(How to complete this task): Lines in the listing below containing the string "alias" are to be identified and copied.

(Data supplied):
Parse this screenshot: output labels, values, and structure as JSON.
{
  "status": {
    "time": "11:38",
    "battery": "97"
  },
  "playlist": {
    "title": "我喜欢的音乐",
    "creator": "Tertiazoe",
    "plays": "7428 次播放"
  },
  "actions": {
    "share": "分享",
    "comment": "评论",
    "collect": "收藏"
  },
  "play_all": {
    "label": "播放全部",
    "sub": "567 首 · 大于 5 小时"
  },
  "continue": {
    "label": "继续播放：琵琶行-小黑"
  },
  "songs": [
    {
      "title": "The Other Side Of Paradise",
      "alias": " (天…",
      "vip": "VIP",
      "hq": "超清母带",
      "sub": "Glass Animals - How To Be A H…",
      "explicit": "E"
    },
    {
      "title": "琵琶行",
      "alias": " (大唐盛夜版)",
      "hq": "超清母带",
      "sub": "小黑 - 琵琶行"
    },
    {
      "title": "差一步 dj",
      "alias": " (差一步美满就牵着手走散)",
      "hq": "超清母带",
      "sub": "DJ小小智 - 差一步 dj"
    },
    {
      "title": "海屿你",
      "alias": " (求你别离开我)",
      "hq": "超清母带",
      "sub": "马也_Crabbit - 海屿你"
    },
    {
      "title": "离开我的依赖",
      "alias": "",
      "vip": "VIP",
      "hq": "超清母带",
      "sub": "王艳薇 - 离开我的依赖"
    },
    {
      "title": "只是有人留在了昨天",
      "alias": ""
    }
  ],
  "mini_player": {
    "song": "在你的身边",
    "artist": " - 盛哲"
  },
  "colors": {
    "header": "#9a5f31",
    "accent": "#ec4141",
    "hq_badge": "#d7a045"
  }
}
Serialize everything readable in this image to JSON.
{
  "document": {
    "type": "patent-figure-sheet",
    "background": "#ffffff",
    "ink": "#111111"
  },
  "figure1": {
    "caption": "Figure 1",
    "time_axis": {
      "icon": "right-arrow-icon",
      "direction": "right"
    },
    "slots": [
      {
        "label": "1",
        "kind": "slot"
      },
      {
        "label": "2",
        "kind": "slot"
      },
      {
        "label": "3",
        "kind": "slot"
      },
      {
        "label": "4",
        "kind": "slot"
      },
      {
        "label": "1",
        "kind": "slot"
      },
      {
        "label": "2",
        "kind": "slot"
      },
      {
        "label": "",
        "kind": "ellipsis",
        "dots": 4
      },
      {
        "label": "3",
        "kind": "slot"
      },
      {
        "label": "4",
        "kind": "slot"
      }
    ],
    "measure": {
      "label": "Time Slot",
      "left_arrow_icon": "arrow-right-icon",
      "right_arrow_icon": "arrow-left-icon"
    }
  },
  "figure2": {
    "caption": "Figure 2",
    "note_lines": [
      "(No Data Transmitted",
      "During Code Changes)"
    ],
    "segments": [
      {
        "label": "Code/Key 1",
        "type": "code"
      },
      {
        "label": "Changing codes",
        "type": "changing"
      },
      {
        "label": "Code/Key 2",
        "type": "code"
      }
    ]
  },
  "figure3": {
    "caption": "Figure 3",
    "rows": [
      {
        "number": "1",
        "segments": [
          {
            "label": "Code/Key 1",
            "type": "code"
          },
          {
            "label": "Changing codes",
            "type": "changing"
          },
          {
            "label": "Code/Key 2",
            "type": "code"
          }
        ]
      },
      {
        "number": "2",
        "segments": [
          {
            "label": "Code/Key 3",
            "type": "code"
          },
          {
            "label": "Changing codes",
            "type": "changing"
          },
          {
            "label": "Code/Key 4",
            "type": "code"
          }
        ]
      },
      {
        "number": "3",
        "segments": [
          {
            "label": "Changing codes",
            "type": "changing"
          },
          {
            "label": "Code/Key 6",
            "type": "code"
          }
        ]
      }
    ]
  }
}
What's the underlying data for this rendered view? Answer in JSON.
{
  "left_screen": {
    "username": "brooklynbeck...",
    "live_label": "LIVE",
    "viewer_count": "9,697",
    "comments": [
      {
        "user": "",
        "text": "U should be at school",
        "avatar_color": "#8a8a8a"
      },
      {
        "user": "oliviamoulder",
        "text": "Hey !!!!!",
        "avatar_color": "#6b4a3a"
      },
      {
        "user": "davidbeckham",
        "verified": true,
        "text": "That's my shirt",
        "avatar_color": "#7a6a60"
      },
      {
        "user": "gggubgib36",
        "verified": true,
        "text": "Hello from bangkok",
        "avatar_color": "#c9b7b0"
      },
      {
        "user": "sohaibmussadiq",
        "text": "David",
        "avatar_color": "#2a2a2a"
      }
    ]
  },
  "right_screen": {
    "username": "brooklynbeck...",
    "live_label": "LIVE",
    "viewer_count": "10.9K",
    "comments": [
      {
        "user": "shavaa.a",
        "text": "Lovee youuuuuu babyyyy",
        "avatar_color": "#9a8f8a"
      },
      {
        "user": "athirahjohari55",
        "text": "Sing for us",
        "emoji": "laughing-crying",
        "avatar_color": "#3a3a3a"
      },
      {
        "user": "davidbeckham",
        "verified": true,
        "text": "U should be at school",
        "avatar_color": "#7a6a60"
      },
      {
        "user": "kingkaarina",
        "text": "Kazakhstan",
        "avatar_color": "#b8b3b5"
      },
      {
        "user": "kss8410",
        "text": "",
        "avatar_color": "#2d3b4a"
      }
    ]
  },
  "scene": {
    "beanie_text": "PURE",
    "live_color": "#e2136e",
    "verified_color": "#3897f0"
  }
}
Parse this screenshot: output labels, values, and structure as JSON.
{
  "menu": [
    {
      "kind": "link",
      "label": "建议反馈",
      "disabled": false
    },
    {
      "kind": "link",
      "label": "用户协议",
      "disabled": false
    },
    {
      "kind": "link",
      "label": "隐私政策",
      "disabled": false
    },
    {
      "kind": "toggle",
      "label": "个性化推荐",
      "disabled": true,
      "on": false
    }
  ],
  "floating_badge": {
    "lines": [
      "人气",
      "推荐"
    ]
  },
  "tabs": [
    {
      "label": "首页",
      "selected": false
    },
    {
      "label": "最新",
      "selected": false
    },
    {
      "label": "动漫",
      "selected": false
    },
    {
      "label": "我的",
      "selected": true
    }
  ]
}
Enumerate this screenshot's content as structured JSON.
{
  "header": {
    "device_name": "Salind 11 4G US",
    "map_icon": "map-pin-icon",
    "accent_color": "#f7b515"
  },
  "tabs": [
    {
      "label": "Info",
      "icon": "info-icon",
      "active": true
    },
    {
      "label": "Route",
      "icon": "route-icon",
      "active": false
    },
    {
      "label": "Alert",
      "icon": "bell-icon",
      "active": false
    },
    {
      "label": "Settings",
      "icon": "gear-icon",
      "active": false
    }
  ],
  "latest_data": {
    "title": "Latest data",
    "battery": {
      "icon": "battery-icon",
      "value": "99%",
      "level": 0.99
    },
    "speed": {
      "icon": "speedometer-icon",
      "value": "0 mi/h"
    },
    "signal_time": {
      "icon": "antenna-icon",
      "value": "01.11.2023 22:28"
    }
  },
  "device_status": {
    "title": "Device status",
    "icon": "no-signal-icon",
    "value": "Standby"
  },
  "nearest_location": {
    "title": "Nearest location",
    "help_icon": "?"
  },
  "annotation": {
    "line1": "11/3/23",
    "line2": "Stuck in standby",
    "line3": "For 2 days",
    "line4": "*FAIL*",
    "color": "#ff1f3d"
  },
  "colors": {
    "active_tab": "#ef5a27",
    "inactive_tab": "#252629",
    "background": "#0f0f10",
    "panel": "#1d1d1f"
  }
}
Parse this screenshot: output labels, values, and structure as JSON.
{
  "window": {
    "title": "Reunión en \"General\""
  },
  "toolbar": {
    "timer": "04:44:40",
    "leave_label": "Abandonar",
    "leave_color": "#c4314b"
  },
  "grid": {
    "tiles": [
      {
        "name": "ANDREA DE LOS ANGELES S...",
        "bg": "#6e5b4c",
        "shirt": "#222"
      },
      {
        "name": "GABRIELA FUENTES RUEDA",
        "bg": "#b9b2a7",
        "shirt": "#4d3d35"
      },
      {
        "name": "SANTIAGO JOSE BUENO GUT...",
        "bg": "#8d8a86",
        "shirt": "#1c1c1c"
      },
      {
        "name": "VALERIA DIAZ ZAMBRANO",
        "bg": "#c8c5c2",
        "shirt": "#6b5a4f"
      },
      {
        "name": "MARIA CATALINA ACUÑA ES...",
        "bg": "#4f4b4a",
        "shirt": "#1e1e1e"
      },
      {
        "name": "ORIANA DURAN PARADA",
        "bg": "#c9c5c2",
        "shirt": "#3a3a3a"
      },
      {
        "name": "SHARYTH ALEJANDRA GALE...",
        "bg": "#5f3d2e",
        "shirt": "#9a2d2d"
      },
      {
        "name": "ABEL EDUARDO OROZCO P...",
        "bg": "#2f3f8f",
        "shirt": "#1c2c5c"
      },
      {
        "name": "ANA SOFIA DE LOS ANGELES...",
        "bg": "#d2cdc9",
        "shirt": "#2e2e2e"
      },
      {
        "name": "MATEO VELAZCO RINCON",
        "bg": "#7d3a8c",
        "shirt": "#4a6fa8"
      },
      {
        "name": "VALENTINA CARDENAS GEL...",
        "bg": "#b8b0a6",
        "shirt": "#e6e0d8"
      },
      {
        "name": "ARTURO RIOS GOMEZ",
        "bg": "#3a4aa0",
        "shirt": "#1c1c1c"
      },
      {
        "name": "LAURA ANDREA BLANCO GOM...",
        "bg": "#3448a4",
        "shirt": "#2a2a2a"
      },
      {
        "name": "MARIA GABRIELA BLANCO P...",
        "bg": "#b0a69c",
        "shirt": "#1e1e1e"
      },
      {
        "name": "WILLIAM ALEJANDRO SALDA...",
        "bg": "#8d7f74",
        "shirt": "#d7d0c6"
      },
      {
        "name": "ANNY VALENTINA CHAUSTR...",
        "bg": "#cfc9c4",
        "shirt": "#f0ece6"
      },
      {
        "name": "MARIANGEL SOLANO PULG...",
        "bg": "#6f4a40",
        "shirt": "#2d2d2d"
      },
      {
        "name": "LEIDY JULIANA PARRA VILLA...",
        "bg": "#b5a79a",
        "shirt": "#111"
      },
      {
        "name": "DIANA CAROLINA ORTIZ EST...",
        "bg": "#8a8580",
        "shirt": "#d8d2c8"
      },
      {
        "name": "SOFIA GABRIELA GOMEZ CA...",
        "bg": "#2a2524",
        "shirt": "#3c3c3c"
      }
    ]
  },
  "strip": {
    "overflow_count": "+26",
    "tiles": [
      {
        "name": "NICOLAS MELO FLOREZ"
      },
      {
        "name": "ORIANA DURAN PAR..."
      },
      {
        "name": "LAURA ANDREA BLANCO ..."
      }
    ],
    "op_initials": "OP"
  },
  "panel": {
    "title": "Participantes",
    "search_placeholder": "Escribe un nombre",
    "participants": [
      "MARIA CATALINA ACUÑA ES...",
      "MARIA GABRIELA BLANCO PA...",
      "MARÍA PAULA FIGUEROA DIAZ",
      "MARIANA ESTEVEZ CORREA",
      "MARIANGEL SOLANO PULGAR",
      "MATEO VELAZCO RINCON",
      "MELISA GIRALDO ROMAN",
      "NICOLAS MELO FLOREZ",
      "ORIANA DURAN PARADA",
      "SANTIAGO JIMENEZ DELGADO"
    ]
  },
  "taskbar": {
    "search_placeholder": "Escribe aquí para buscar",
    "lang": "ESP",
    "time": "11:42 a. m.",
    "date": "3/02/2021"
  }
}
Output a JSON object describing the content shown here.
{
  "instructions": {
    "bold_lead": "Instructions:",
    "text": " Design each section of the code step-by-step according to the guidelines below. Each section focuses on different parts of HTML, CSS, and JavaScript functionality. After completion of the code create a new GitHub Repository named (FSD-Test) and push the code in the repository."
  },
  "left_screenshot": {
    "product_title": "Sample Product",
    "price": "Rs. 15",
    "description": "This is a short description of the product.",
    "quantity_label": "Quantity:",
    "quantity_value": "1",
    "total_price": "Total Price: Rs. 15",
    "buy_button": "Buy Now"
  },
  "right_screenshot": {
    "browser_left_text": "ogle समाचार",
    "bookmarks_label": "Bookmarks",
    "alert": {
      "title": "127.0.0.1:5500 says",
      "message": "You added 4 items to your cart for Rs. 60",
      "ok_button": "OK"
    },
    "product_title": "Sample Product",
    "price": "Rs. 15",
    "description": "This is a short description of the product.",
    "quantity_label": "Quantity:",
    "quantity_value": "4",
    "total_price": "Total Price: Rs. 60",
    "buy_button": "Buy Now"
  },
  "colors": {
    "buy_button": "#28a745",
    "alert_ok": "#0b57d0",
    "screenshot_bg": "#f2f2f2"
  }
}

(Task answer):
      "alias": " (天…",
      "alias": " (大唐盛夜版)",
      "alias": " (差一步美满就牵着手走散)",
      "alias": " (求你别离开我)",
      "alias": "",
      "alias": ""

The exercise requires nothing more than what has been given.